* _ASSIGNMENT_
Copy every entry. Do not alter a single word.
^^^^
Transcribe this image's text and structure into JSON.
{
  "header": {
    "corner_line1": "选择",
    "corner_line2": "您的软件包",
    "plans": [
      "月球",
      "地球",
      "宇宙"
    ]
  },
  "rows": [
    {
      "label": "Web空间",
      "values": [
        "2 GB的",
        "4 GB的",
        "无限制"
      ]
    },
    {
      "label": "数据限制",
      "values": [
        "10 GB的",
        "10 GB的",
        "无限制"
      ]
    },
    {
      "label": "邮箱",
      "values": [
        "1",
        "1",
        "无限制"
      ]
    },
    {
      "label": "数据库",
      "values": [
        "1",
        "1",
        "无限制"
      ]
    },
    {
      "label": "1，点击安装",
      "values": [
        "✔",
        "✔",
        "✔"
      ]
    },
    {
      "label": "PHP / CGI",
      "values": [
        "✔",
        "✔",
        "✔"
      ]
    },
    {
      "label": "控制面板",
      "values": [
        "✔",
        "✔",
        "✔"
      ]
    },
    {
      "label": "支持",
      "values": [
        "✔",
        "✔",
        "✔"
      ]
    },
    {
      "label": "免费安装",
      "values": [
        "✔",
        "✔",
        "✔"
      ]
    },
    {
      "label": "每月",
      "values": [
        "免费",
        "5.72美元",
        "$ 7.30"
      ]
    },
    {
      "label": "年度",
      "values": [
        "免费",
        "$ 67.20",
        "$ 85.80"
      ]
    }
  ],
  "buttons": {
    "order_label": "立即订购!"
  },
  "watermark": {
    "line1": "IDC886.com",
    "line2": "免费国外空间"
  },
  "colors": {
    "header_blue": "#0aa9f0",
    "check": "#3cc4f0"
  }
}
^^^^
* _EXPECTED ANSWER_
Transcribe this image's text and structure into JSON.
{
  "header": {
    "corner_line1": "选择",
    "corner_line2": "您的软件包",
    "plans": [
      "月球",
      "地球",
      "宇宙"
    ]
  },
  "rows": [
    {
      "label": "Web空间",
      "values": [
        "2 GB的",
        "4 GB的",
        "无限制"
      ]
    },
    {
      "label": "数据限制",
      "values": [
        "10 GB的",
        "10 GB的",
        "无限制"
      ]
    },
    {
      "label": "邮箱",
      "values": [
        "1",
        "1",
        "无限制"
      ]
    },
    {
      "label": "数据库",
      "values": [
        "1",
        "1",
        "无限制"
      ]
    },
    {
      "label": "1，点击安装",
      "values": [
        "✔",
        "✔",
        "✔"
      ]
    },
    {
      "label": "PHP / CGI",
      "values": [
        "✔",
        "✔",
        "✔"
      ]
    },
    {
      "label": "控制面板",
      "values": [
        "✔",
        "✔",
        "✔"
      ]
    },
    {
      "label": "支持",
      "values": [
        "✔",
        "✔",
        "✔"
      ]
    },
    {
      "label": "免费安装",
      "values": [
        "✔",
        "✔",
        "✔"
      ]
    },
    {
      "label": "每月",
      "values": [
        "免费",
        "5.72美元",
        "$ 7.30"
      ]
    },
    {
      "label": "年度",
      "values": [
        "免费",
        "$ 67.20",
        "$ 85.80"
      ]
    }
  ],
  "buttons": {
    "order_label": "立即订购!"
  },
  "watermark": {
    "line1": "IDC886.com",
    "line2": "免费国外空间"
  },
  "colors": {
    "header_blue": "#0aa9f0",
    "check": "#3cc4f0"
  }
}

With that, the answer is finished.